Shypple - the Booking.com of intercontinental sea freight. This digital freight forwarding platform was founded in 2016 by Jarell Habets. It connects more than 3,000 companies worldwide. "We're a travel agency for international freight traffic. We put companies in touch with carriers and arrange customs clearance and transport from ports," he says.
"Our platform's users can track their containers, just like an online order. They can also communicate with Shypple via the chat function. Users can contact other chain parties too. Even our clients' suppliers or customers." Last year, Shypple was voted Sprout's (a Dutch business media platform) Startup of the Year. And the company raised €7 million in a Series A funding round.
“The tale began in 2015 when I was studying in Rotterdam. I started working for a freight forwarder in the port there. I learned an awful lot from my boss. And my passion for the intercontinental logistics sector ignited. As a consumer, you have no idea what goes on behind the scenes. The market is so much bigger and more dynamic than it first seems," says Jarell.
“The market's complexity surprised me. I was also astounded at the amount of work still being done manually. There's a lot of communication with the customer, by phone and e-mail. That takes up a lot of time. After sending an e-mail, the information is often outdated. So, by definition, clients are behind regarding information provision. Compare the logistics and travel sector. Last-mentioned is far more efficient and is much better positioned digitally. I thought I could do something with that. That's how Shypple was born."
Now, about five years later, Shypple has 3,000 users. Of these, 400 are paying clients. "It's not only import and export companies that can use the platform. Suppliers or growers can also enter their data," Jarell explains. There are some major advantages. Customers can track their shipments. They can see what's in the container. And who they can communicate with in the chain.
"For example, a few weeks ago, the Ever Given blocked the Suez Canal. Our users could very quickly see where their containers were. And whether they'd be delayed. Some saw that their containers were on the Ever Given, or on one stuck behind it. They could immediately tell their customers that certain products would be delayed. Information is so important nowadays. And it will only become more so in the future."
Fruit and vegetable sector
This year, Shypple will introduce a fruit and vegetable sector-specific service. "Information provision is vital in this sector, even more so than for dry goods," says Habets. "Refrigerated cargo is often expensive too. We've already been approached many times by people in the fruit and vegetable sector."

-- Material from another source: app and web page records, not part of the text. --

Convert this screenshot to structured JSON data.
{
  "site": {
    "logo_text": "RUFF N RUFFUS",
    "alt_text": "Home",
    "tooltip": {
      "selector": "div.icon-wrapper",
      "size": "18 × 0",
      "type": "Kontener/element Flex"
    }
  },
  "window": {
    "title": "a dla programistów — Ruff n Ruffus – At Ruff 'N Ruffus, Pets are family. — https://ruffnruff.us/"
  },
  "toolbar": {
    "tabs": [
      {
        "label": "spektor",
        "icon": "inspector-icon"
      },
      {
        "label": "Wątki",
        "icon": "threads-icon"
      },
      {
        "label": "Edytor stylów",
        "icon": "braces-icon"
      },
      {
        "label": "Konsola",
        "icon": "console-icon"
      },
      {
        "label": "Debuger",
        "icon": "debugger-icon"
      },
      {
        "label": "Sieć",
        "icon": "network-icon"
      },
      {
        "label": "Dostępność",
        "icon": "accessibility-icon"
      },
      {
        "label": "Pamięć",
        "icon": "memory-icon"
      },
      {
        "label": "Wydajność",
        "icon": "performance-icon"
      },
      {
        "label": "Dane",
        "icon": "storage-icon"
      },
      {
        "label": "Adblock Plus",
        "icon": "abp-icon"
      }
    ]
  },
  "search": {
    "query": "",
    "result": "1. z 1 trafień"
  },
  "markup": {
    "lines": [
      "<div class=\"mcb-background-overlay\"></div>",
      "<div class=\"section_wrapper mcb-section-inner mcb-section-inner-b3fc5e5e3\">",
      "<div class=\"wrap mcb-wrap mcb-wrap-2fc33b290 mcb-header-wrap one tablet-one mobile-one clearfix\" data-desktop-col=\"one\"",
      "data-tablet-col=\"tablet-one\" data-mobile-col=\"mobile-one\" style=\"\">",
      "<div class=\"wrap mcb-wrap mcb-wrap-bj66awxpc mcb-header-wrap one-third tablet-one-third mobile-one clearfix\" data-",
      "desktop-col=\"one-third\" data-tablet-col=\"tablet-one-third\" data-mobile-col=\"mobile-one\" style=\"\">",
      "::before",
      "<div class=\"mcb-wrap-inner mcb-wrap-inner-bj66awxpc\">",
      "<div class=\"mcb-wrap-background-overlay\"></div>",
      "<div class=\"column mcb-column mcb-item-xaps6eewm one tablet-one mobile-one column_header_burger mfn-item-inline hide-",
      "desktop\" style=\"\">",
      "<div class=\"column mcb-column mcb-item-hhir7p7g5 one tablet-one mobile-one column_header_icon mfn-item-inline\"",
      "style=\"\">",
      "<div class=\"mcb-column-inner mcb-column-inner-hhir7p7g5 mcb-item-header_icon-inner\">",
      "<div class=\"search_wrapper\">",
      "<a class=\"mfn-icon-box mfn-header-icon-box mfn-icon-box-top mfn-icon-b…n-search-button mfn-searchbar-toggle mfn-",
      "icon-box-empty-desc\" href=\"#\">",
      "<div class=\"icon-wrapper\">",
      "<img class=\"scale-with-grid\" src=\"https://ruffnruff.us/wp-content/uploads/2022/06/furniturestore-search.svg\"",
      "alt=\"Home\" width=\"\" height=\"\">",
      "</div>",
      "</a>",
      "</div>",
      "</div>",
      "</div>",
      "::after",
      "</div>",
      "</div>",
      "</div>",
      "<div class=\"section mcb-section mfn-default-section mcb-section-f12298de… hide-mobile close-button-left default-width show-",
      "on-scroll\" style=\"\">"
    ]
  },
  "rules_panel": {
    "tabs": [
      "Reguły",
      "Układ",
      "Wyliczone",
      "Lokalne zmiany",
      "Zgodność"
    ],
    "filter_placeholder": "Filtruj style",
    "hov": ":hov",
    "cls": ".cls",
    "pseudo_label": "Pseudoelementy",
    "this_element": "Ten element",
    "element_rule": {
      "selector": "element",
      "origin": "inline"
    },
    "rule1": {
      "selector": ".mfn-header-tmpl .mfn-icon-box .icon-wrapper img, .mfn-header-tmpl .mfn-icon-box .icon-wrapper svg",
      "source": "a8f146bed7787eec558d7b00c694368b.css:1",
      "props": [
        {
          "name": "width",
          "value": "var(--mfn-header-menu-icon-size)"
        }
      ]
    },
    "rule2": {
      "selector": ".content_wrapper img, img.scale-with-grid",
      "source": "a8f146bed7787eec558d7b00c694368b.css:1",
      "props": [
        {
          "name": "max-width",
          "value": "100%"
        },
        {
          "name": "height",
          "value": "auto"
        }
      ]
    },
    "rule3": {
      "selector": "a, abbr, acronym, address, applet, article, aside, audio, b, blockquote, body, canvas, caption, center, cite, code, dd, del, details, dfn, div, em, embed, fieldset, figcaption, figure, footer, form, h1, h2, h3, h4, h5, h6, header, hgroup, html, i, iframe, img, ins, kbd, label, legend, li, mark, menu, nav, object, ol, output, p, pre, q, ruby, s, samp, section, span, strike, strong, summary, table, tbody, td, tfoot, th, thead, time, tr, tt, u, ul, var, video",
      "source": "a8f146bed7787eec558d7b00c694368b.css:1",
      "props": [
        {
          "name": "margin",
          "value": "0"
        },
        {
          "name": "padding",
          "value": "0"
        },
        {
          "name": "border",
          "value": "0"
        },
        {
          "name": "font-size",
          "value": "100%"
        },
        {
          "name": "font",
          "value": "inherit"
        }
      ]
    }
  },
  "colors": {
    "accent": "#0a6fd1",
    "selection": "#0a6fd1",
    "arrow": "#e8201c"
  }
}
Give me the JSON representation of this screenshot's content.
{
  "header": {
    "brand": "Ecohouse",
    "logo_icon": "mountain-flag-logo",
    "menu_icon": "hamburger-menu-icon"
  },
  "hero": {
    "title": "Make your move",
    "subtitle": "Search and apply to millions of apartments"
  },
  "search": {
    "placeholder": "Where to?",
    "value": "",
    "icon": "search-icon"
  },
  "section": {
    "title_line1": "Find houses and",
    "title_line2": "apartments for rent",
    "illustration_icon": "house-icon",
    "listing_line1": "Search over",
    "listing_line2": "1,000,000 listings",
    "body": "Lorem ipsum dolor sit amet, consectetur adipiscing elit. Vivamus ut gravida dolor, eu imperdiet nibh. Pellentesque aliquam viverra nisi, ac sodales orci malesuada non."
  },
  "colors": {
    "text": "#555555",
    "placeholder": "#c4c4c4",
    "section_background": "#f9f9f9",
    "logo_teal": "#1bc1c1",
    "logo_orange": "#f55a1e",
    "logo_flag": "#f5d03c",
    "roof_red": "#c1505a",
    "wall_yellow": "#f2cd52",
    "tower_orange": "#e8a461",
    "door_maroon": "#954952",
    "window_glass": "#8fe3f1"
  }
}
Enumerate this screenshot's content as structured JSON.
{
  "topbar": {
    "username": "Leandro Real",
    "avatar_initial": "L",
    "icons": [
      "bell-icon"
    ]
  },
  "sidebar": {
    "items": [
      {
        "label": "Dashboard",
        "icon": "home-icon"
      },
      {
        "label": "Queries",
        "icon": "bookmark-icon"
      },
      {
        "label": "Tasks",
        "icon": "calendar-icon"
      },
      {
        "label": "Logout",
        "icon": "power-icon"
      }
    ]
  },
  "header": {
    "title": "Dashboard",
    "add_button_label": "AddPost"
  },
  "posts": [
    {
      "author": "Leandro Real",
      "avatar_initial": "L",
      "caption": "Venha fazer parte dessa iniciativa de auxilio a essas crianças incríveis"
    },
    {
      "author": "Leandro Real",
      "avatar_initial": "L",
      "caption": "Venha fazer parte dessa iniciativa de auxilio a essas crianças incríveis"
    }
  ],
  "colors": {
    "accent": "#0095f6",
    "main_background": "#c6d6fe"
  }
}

"They want to know if the platform's also suitable for them. We've had to deny these requests because our platform's not yet ready. We're working hard to make Shypple suitable for the fruit and vegetable sector. We hope to tailor the platform specifically to this target group this year. So keep an eye on us," concludes Jarell.